When you combine wind chill with temperaturess this low, it's nothing to mess around with. Your skin can freeze in 15 to 30 minutes outside in these conditions.

“It’s horrible,” said John Mierow of Wauwatosa. “I hate living in Wisconsin. The older I get, the harder it is to cope with it.”

Mierow doesn't disguise his distaste for our arctic cold snap. He also knows the temperatures can be downright dangerous.

“I try to keep the amount of time I’m outside to a limit, so I’m not exposed too long to it.”

Just 15 to 30 minutes outside on Tuesday could put your at risk for frostbite. So, it's important to know the warning signs.

They include:

-The first sign of redness or pain
-White or grayish-yellow skin
-Unusually firm or waxy skin
-Numbness

If you find yourself fighting frostbite, here's what you need to do:

-Get into a warm room as soon as possible
-Don't walk on frostbitten feet or toes..it can worsen the damage
-Soak the affected area in warm water
-But do not rub or massage it
-Also, don't use a heating pad, fireplace or radiator to warm up

All can make your injury worse, and it's not anything Debbie Klein wants to take her chances with.

“I make sure my animals are in the house and we're moving her or we wouldn't be out,” said Klein.

One of the groups most vulnerable to frostbite is kids, and that's something to think about while they're waiting for the bus in the morning.

A quick trip to the library has Jody Moua convinced her children Ryan and Chloe won't be walking to school Tuesday morning.

“We are going to be driving them,” Moua said. “It's too cold, it's too cold.”

The family lives a few blocks from Roosevelt Elementary, and there's a good chance kids won’t be allowed out for recess either.

So how bad can it be to wait a few minutes for the bus or walk a couple of blocks?

“It gets cold quick and the kids sometimes get distracted easily,” said Jim Case, Wauwatosa assistant fire chief.

With so many students walking to school in Wauwatosa, Case said below zero temperatures are always a concern.

“It's always a pretty good idea someone keeps a close eye on them when they are out there, make sure they don't get distracted, make sure they get to school where they are supposed to get,” said Case.

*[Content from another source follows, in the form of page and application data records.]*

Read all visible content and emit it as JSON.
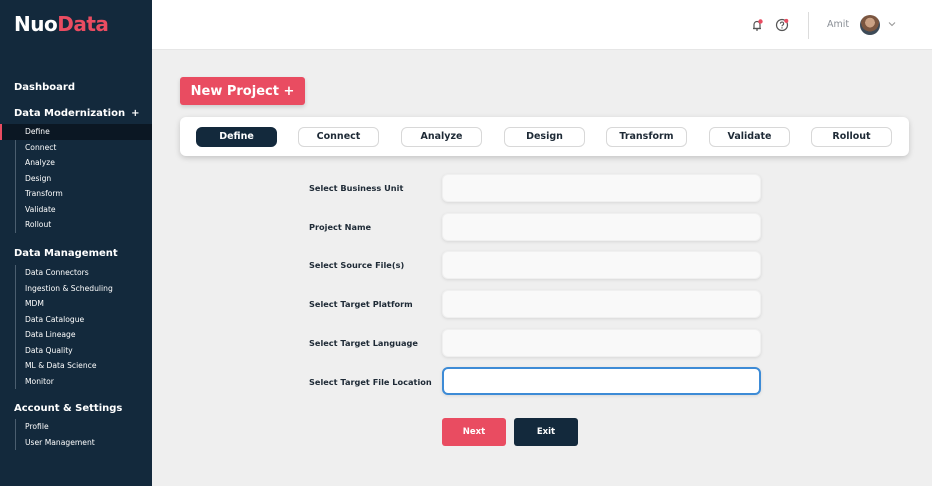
{
  "brand": {
    "part1": "Nuo",
    "part2": "Data"
  },
  "sidebar": {
    "dashboard": "Dashboard",
    "data_modernization": {
      "title": "Data Modernization",
      "plus": "+",
      "items": [
        "Define",
        "Connect",
        "Analyze",
        "Design",
        "Transform",
        "Validate",
        "Rollout"
      ]
    },
    "data_management": {
      "title": "Data Management",
      "items": [
        "Data Connectors",
        "Ingestion & Scheduling",
        "MDM",
        "Data Catalogue",
        "Data Lineage",
        "Data Quality",
        "ML & Data Science",
        "Monitor"
      ]
    },
    "account_settings": {
      "title": "Account & Settings",
      "items": [
        "Profile",
        "User Management"
      ]
    }
  },
  "header": {
    "user_name": "Amit",
    "icons": [
      "bell-icon",
      "help-icon",
      "chevron-down-icon"
    ]
  },
  "main": {
    "new_project_label": "New Project +",
    "steps": [
      "Define",
      "Connect",
      "Analyze",
      "Design",
      "Transform",
      "Validate",
      "Rollout"
    ],
    "active_step": "Define",
    "fields": [
      {
        "label": "Select Business Unit",
        "value": ""
      },
      {
        "label": "Project Name",
        "value": ""
      },
      {
        "label": "Select Source File(s)",
        "value": ""
      },
      {
        "label": "Select Target Platform",
        "value": ""
      },
      {
        "label": "Select Target Language",
        "value": ""
      },
      {
        "label": "Select Target File Location",
        "value": ""
      }
    ],
    "next_label": "Next",
    "exit_label": "Exit"
  },
  "colors": {
    "sidebar_bg": "#13293c",
    "accent": "#e94c61",
    "focus": "#3d8bd6",
    "page_bg": "#efefef"
  }
}
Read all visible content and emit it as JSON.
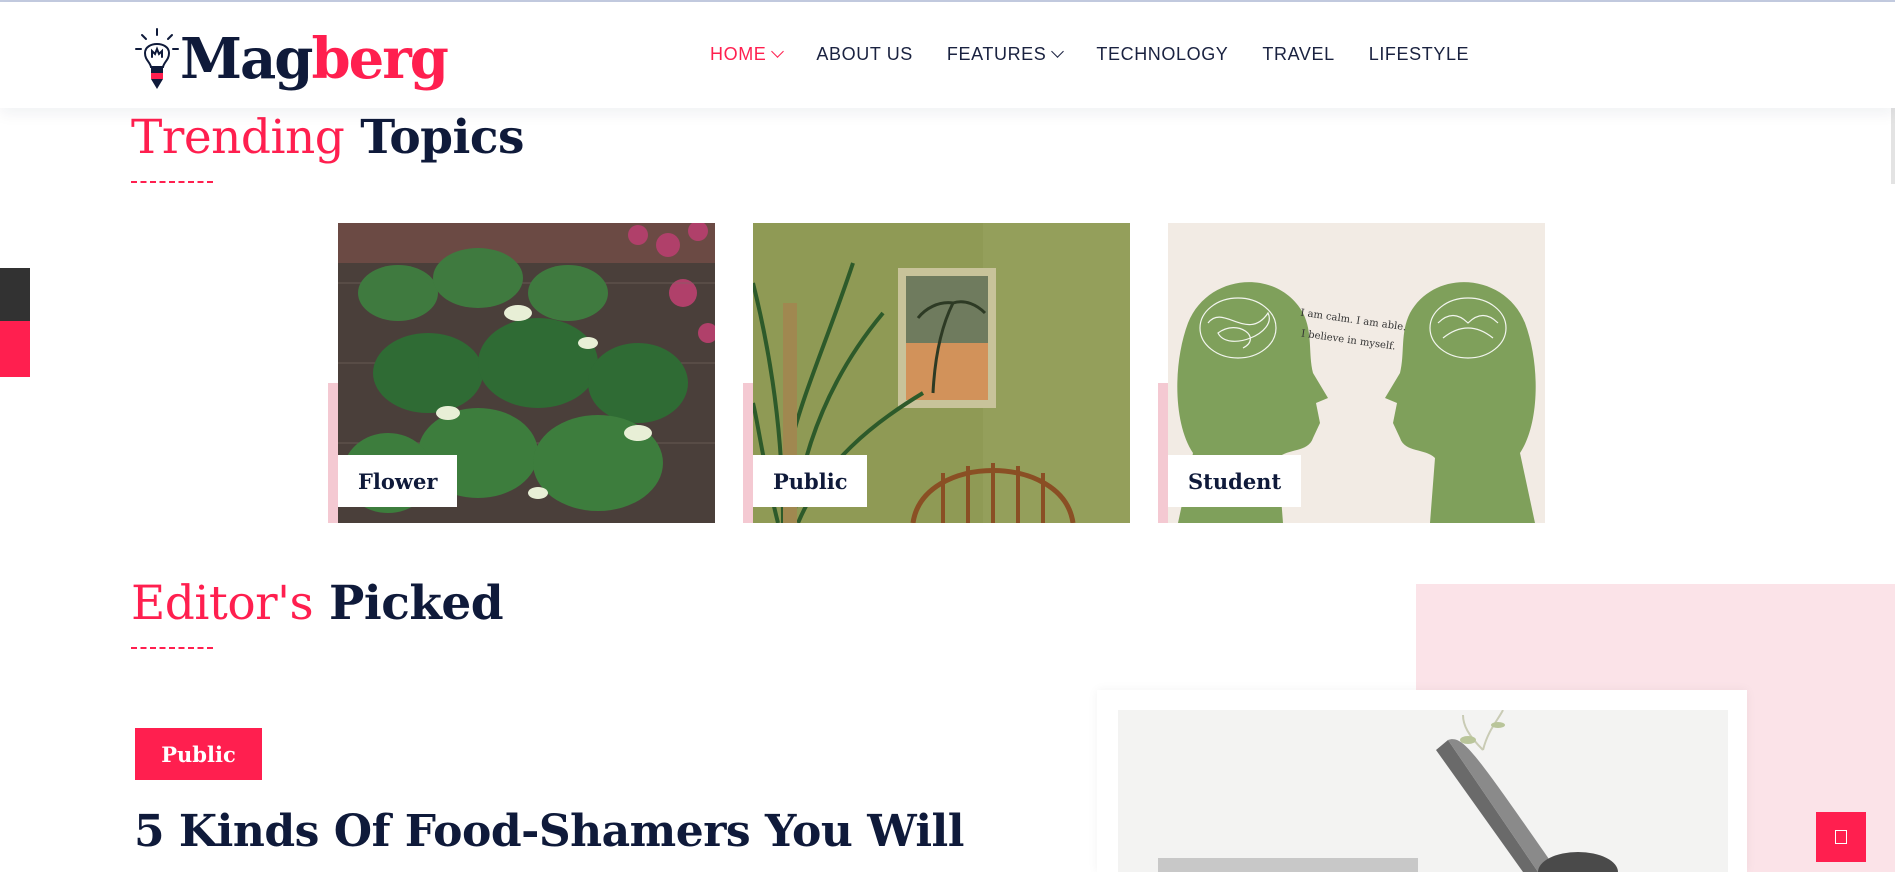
{
  "brand": {
    "logo_part1": "Mag",
    "logo_part2": "berg",
    "accent": "#ff1f4f",
    "dark": "#0f1a3a"
  },
  "nav": {
    "items": [
      {
        "label": "HOME",
        "active": true,
        "dropdown": true
      },
      {
        "label": "ABOUT US",
        "active": false,
        "dropdown": false
      },
      {
        "label": "FEATURES",
        "active": false,
        "dropdown": true
      },
      {
        "label": "TECHNOLOGY",
        "active": false,
        "dropdown": false
      },
      {
        "label": "TRAVEL",
        "active": false,
        "dropdown": false
      },
      {
        "label": "LIFESTYLE",
        "active": false,
        "dropdown": false
      }
    ]
  },
  "trending": {
    "title_highlight": "Trending",
    "title_rest": "Topics",
    "cards": [
      {
        "label": "Flower"
      },
      {
        "label": "Public"
      },
      {
        "label": "Student",
        "image_text_1": "I am calm. I am able.",
        "image_text_2": "I believe in myself."
      }
    ]
  },
  "editors": {
    "title_highlight": "Editor's",
    "title_rest": "Picked",
    "post": {
      "category": "Public",
      "title": "5 Kinds Of Food-Shamers You Will"
    }
  },
  "icons": {
    "scroll_top": "scroll-top-icon",
    "logo": "lightbulb-pencil-icon"
  }
}
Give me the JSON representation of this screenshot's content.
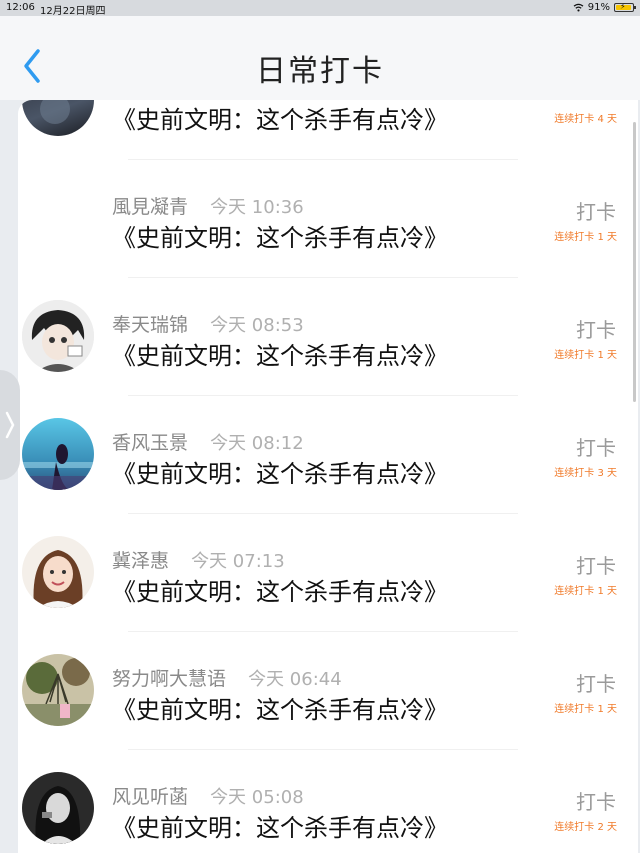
{
  "status_bar": {
    "time": "12:06",
    "date": "12月22日周四",
    "battery": "91%"
  },
  "nav": {
    "title": "日常打卡"
  },
  "records": [
    {
      "name": "",
      "time": "",
      "book": "《史前文明：这个杀手有点冷》",
      "action": "",
      "streak": "连续打卡 4 天"
    },
    {
      "name": "風見凝青",
      "time": "今天 10:36",
      "book": "《史前文明：这个杀手有点冷》",
      "action": "打卡",
      "streak": "连续打卡 1 天"
    },
    {
      "name": "奉天瑞锦",
      "time": "今天 08:53",
      "book": "《史前文明：这个杀手有点冷》",
      "action": "打卡",
      "streak": "连续打卡 1 天"
    },
    {
      "name": "香风玉景",
      "time": "今天 08:12",
      "book": "《史前文明：这个杀手有点冷》",
      "action": "打卡",
      "streak": "连续打卡 3 天"
    },
    {
      "name": "冀泽惠",
      "time": "今天 07:13",
      "book": "《史前文明：这个杀手有点冷》",
      "action": "打卡",
      "streak": "连续打卡 1 天"
    },
    {
      "name": "努力啊大慧语",
      "time": "今天 06:44",
      "book": "《史前文明：这个杀手有点冷》",
      "action": "打卡",
      "streak": "连续打卡 1 天"
    },
    {
      "name": "风见听菡",
      "time": "今天 05:08",
      "book": "《史前文明：这个杀手有点冷》",
      "action": "打卡",
      "streak": "连续打卡 2 天"
    }
  ],
  "colors": {
    "accent": "#2f9bf0",
    "streak": "#f07a2a"
  }
}
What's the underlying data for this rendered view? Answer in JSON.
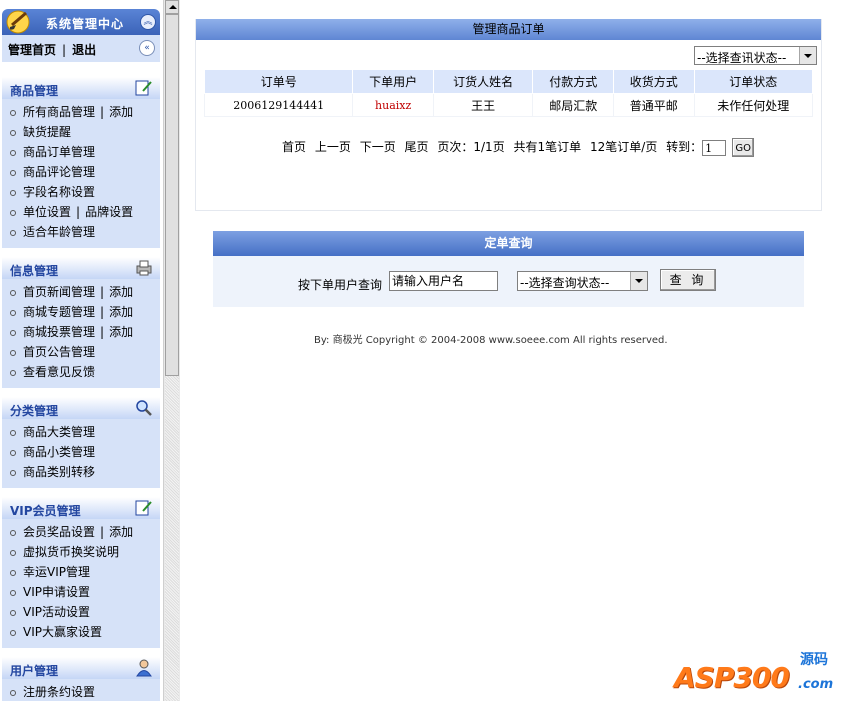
{
  "sidebar": {
    "title": "系统管理中心",
    "home_link": "管理首页",
    "separator": "|",
    "logout_link": "退出",
    "groups": [
      {
        "title": "商品管理",
        "icon": "edit-note-icon",
        "items": [
          {
            "label": "所有商品管理",
            "extra": "添加"
          },
          {
            "label": "缺货提醒"
          },
          {
            "label": "商品订单管理"
          },
          {
            "label": "商品评论管理"
          },
          {
            "label": "字段名称设置"
          },
          {
            "label": "单位设置",
            "extra": "品牌设置"
          },
          {
            "label": "适合年龄管理"
          }
        ]
      },
      {
        "title": "信息管理",
        "icon": "printer-icon",
        "items": [
          {
            "label": "首页新闻管理",
            "extra": "添加"
          },
          {
            "label": "商城专题管理",
            "extra": "添加"
          },
          {
            "label": "商城投票管理",
            "extra": "添加"
          },
          {
            "label": "首页公告管理"
          },
          {
            "label": "查看意见反馈"
          }
        ]
      },
      {
        "title": "分类管理",
        "icon": "magnifier-icon",
        "items": [
          {
            "label": "商品大类管理"
          },
          {
            "label": "商品小类管理"
          },
          {
            "label": "商品类别转移"
          }
        ]
      },
      {
        "title": "VIP会员管理",
        "icon": "edit-note-icon",
        "items": [
          {
            "label": "会员奖品设置",
            "extra": "添加"
          },
          {
            "label": "虚拟货币换奖说明"
          },
          {
            "label": "幸运VIP管理"
          },
          {
            "label": "VIP申请设置"
          },
          {
            "label": "VIP活动设置"
          },
          {
            "label": "VIP大赢家设置"
          }
        ]
      },
      {
        "title": "用户管理",
        "icon": "user-icon",
        "items": [
          {
            "label": "注册条约设置"
          }
        ]
      }
    ]
  },
  "orders_panel": {
    "title": "管理商品订单",
    "status_filter": "--选择查讯状态--",
    "columns": [
      "订单号",
      "下单用户",
      "订货人姓名",
      "付款方式",
      "收货方式",
      "订单状态"
    ],
    "rows": [
      [
        "2006129144441",
        "huaixz",
        "王王",
        "邮局汇款",
        "普通平邮",
        "未作任何处理"
      ]
    ],
    "pager": {
      "first": "首页",
      "prev": "上一页",
      "next": "下一页",
      "last": "尾页",
      "page_info": "页次：1/1页",
      "total_info": "共有1笔订单",
      "per_page": "12笔订单/页",
      "goto_label": "转到：",
      "goto_value": "1",
      "go_button": "GO"
    }
  },
  "query_panel": {
    "title": "定单查询",
    "label": "按下单用户查询",
    "input_value": "请输入用户名",
    "status_select": "--选择查询状态--",
    "button": "查 询"
  },
  "footer": {
    "copyright": "By: 商极光 Copyright © 2004-2008 www.soeee.com All rights reserved."
  },
  "watermark": {
    "main": "ASP300",
    "cn": "源码",
    "domain": ".com"
  },
  "colors": {
    "header_blue": "#4f77c9",
    "sidebar_bg": "#d6e2f8",
    "group_title": "#2346a0",
    "user_red": "#c00000",
    "watermark_orange": "#ff7a1a"
  }
}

With the weather this cold it is important to watch out for frostbite. Symptoms include a yellow tint to your skin. You may also feel itching or burning, or even blistering. Call a doctor right away if you think you have frostbite.